Despite the poison ivy, I saw a Giant Swallowtail butterfly, which are rare…
There were a few other trails which I did not have time to explore. Otherwise, the park also features a small museum and gift shop. The museum features information about glaciers. It also has a display of various clams found in the St. Croix River. Traveling HWY 35, one passes by Clam Dam and Clam Falls, which alludes to the mussels found in the river. Personally, I haven’t paid much attention to mussels, so the display was neat because it showcased the variety of local clams. The mussels have unique names, such as Fawnsfoot, Higgin’s Eye, Monkey Face, Snuffbox, and Winged Maple leaf. Some of these mussels are endangered and I know that I certainly have never paid attention to the differences between species of clams. The St. Croix River has over 40 species of mussels, making it one of the most significant mussel habitats in the country.
I did not explore the local tourist attractions outside of Wisconsin’s Interstate Park. St. Croix Falls, the community near the park, is larger than Taylor Falls and also more spread out. While I did not stop here, I did stop in Balsam Lake (which was slightly out of the way but roughly 15 miles away from the park). The small community features a museum, a city park with camping, a few eateries, and some historic buildings. I ate lunch at KJ’s New North. The deli/coffee shop does not have any vegetarian items on the menu, but they made me a veggie sandwich with all of their veggies (peppers, pickles, lettuce, tomato, avocado+cheese). The food was tasty and the service was good. Since the town has its own municipal self-serve camping in the park, this might be a camping option when the state parks are full. Pine Park features disc golf and the basic camping sites have a shared restroom and shower. I visited the park briefly and found that it was great habitat for woodpeckers. I saw four species of woodpeckers in my first fifteen minutes in the park, including a red headed woodpecker. This was my only birding on the trip.
Pros: Various hiking trails, glacial potholes, swimming opportunities, camping, quieter than MN Interstate Park, close to St. Croix falls and other nearby communities, gift shop/mini museum, first Wisconsin State Park, and cheaper camping fees than MN.
Cons: Poison ivy and tourists (but less busy than MN Interstate Park…though it was a Monday)
Both parks compliment each other well. Minnesota’s Interstate Park is great for its potholes, boat tours, and proximity to tourist attractions. Wisconsin’s Interstate Park is great for hiking, swimming, and its interpretive center.
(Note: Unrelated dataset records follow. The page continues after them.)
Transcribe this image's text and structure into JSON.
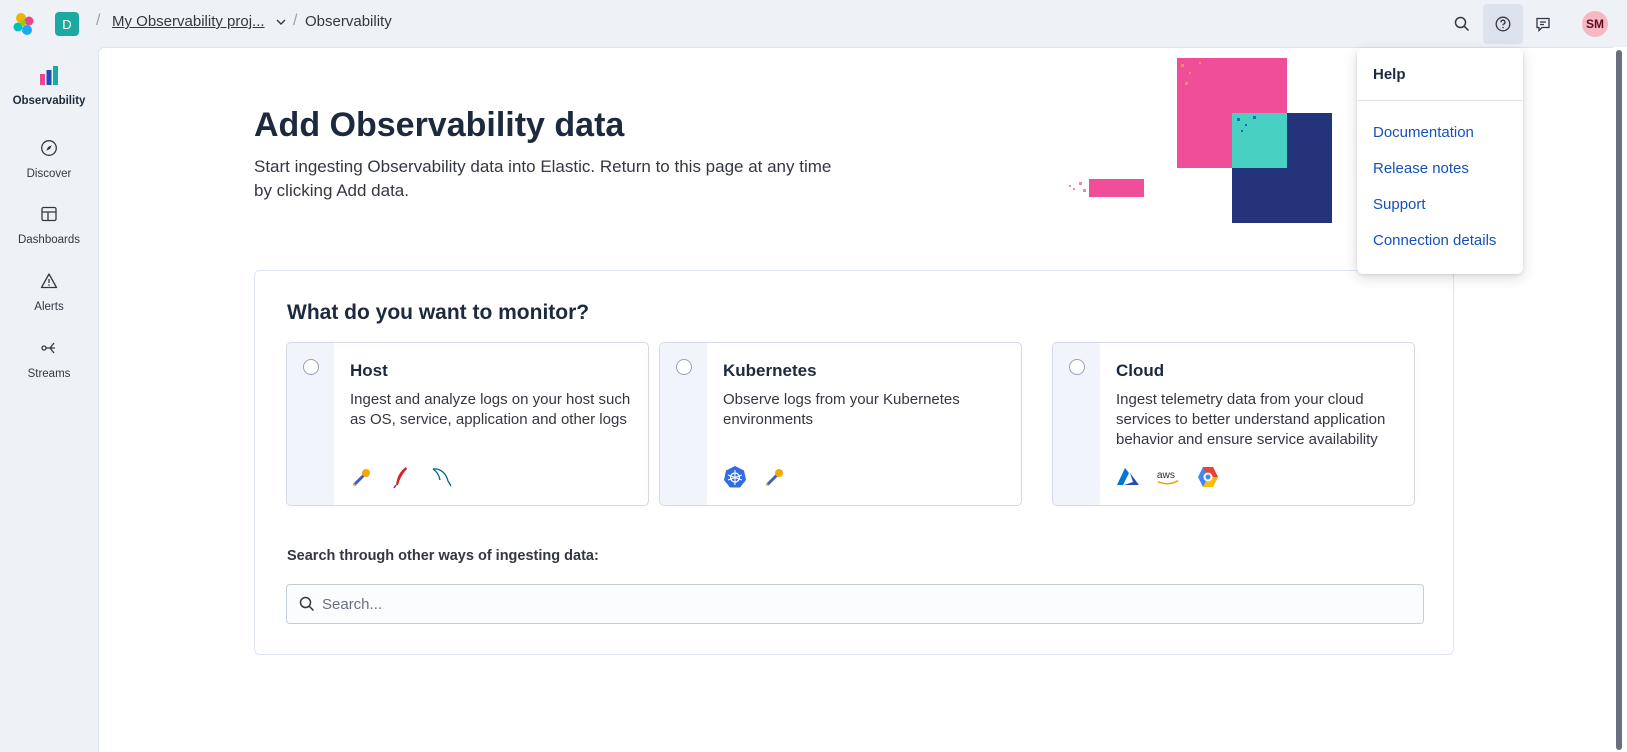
{
  "header": {
    "space_initial": "D",
    "project_name": "My Observability proj...",
    "current_page": "Observability",
    "avatar_initials": "SM"
  },
  "sidebar": {
    "items": [
      {
        "label": "Observability"
      },
      {
        "label": "Discover"
      },
      {
        "label": "Dashboards"
      },
      {
        "label": "Alerts"
      },
      {
        "label": "Streams"
      }
    ]
  },
  "page": {
    "title": "Add Observability data",
    "description": "Start ingesting Observability data into Elastic. Return to this page at any time by clicking Add data."
  },
  "monitor": {
    "question": "What do you want to monitor?",
    "cards": [
      {
        "title": "Host",
        "description": "Ingest and analyze logs on your host such as OS, service, application and other logs",
        "logos": [
          "otel-icon",
          "feather-icon",
          "mysql-dolphin-icon"
        ]
      },
      {
        "title": "Kubernetes",
        "description": "Observe logs from your Kubernetes environments",
        "logos": [
          "kubernetes-icon",
          "otel-icon"
        ]
      },
      {
        "title": "Cloud",
        "description": "Ingest telemetry data from your cloud services to better understand application behavior and ensure service availability",
        "logos": [
          "azure-icon",
          "aws-icon",
          "gcp-icon"
        ]
      }
    ],
    "aws_text": "aws",
    "search_label": "Search through other ways of ingesting data:",
    "search_placeholder": "Search..."
  },
  "help_menu": {
    "title": "Help",
    "links": [
      {
        "label": "Documentation"
      },
      {
        "label": "Release notes"
      },
      {
        "label": "Support"
      },
      {
        "label": "Connection details"
      }
    ]
  },
  "colors": {
    "accent_link": "#1750ba",
    "space_badge": "#1ba9a1",
    "avatar_bg": "#f6b8c2"
  }
}
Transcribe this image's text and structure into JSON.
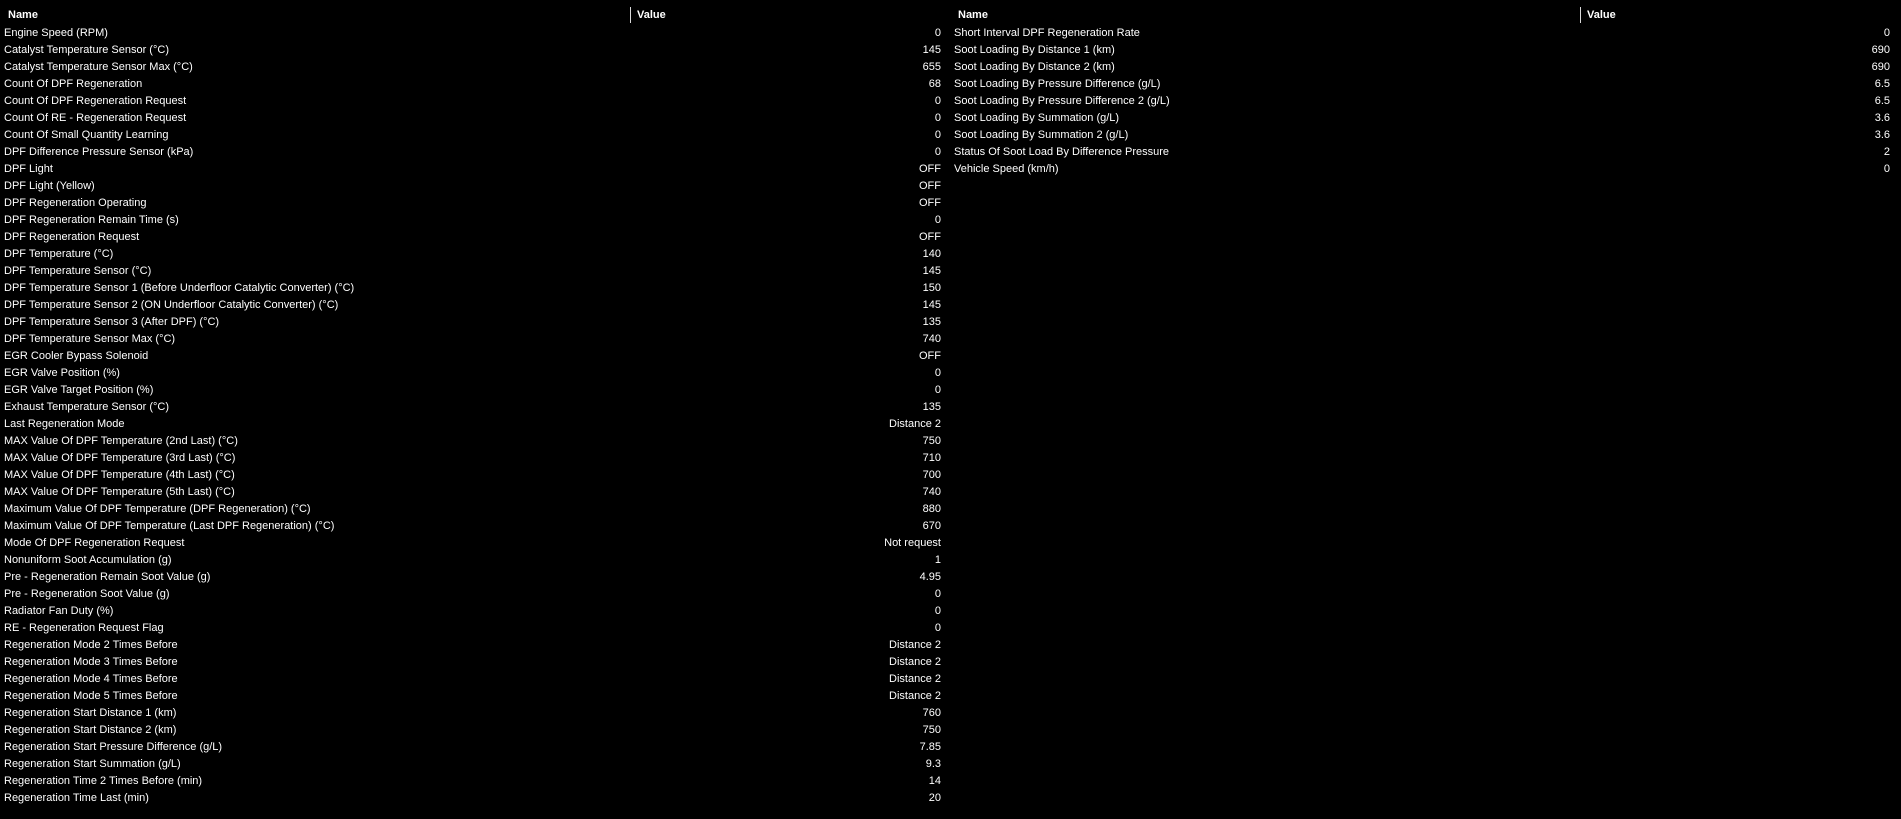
{
  "left_table": {
    "header_name": "Name",
    "header_value": "Value",
    "rows": [
      {
        "name": "Engine Speed (RPM)",
        "value": "0"
      },
      {
        "name": "Catalyst Temperature Sensor (°C)",
        "value": "145"
      },
      {
        "name": "Catalyst Temperature Sensor Max (°C)",
        "value": "655"
      },
      {
        "name": "Count Of DPF Regeneration",
        "value": "68"
      },
      {
        "name": "Count Of DPF Regeneration Request",
        "value": "0"
      },
      {
        "name": "Count Of RE - Regeneration Request",
        "value": "0"
      },
      {
        "name": "Count Of Small Quantity Learning",
        "value": "0"
      },
      {
        "name": "DPF Difference Pressure Sensor (kPa)",
        "value": "0"
      },
      {
        "name": "DPF Light",
        "value": "OFF"
      },
      {
        "name": "DPF Light (Yellow)",
        "value": "OFF"
      },
      {
        "name": "DPF Regeneration Operating",
        "value": "OFF"
      },
      {
        "name": "DPF Regeneration Remain Time (s)",
        "value": "0"
      },
      {
        "name": "DPF Regeneration Request",
        "value": "OFF"
      },
      {
        "name": "DPF Temperature (°C)",
        "value": "140"
      },
      {
        "name": "DPF Temperature Sensor (°C)",
        "value": "145"
      },
      {
        "name": "DPF Temperature Sensor 1 (Before Underfloor Catalytic Converter) (°C)",
        "value": "150"
      },
      {
        "name": "DPF Temperature Sensor 2 (ON Underfloor Catalytic Converter) (°C)",
        "value": "145"
      },
      {
        "name": "DPF Temperature Sensor 3 (After DPF) (°C)",
        "value": "135"
      },
      {
        "name": "DPF Temperature Sensor Max (°C)",
        "value": "740"
      },
      {
        "name": "EGR Cooler Bypass Solenoid",
        "value": "OFF"
      },
      {
        "name": "EGR Valve Position (%)",
        "value": "0"
      },
      {
        "name": "EGR Valve Target Position (%)",
        "value": "0"
      },
      {
        "name": "Exhaust Temperature Sensor (°C)",
        "value": "135"
      },
      {
        "name": "Last Regeneration Mode",
        "value": "Distance 2"
      },
      {
        "name": "MAX Value Of DPF Temperature (2nd Last) (°C)",
        "value": "750"
      },
      {
        "name": "MAX Value Of DPF Temperature (3rd Last) (°C)",
        "value": "710"
      },
      {
        "name": "MAX Value Of DPF Temperature (4th Last) (°C)",
        "value": "700"
      },
      {
        "name": "MAX Value Of DPF Temperature (5th Last) (°C)",
        "value": "740"
      },
      {
        "name": "Maximum Value Of DPF Temperature (DPF Regeneration) (°C)",
        "value": "880"
      },
      {
        "name": "Maximum Value Of DPF Temperature (Last DPF Regeneration) (°C)",
        "value": "670"
      },
      {
        "name": "Mode Of DPF Regeneration Request",
        "value": "Not request"
      },
      {
        "name": "Nonuniform Soot Accumulation (g)",
        "value": "1"
      },
      {
        "name": "Pre - Regeneration Remain Soot Value (g)",
        "value": "4.95"
      },
      {
        "name": "Pre - Regeneration Soot Value (g)",
        "value": "0"
      },
      {
        "name": "Radiator Fan Duty (%)",
        "value": "0"
      },
      {
        "name": "RE - Regeneration Request Flag",
        "value": "0"
      },
      {
        "name": "Regeneration Mode 2 Times Before",
        "value": "Distance 2"
      },
      {
        "name": "Regeneration Mode 3 Times Before",
        "value": "Distance 2"
      },
      {
        "name": "Regeneration Mode 4 Times Before",
        "value": "Distance 2"
      },
      {
        "name": "Regeneration Mode 5 Times Before",
        "value": "Distance 2"
      },
      {
        "name": "Regeneration Start Distance 1 (km)",
        "value": "760"
      },
      {
        "name": "Regeneration Start Distance 2 (km)",
        "value": "750"
      },
      {
        "name": "Regeneration Start Pressure Difference (g/L)",
        "value": "7.85"
      },
      {
        "name": "Regeneration Start Summation (g/L)",
        "value": "9.3"
      },
      {
        "name": "Regeneration Time 2 Times Before (min)",
        "value": "14"
      },
      {
        "name": "Regeneration Time Last (min)",
        "value": "20"
      }
    ]
  },
  "right_table": {
    "header_name": "Name",
    "header_value": "Value",
    "rows": [
      {
        "name": "Short Interval DPF Regeneration Rate",
        "value": "0"
      },
      {
        "name": "Soot Loading By Distance 1 (km)",
        "value": "690"
      },
      {
        "name": "Soot Loading By Distance 2 (km)",
        "value": "690"
      },
      {
        "name": "Soot Loading By Pressure Difference (g/L)",
        "value": "6.5"
      },
      {
        "name": "Soot Loading By Pressure Difference 2 (g/L)",
        "value": "6.5"
      },
      {
        "name": "Soot Loading By Summation (g/L)",
        "value": "3.6"
      },
      {
        "name": "Soot Loading By Summation 2 (g/L)",
        "value": "3.6"
      },
      {
        "name": "Status Of Soot Load By Difference Pressure",
        "value": "2"
      },
      {
        "name": "Vehicle Speed (km/h)",
        "value": "0"
      }
    ]
  }
}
Together, the parks give visitors an appreciation for geology, knowledge about glaciers, and great views off the bluffs divided by the St. Croix river. The proximity of the parks to the Minneapolis area and the dramatic natural beauty ensures that both are a popular destination. They aren’t the most tranquil state parks, but if you don’t mind the sound of cicadas, traffic, and people they are a great place to visit.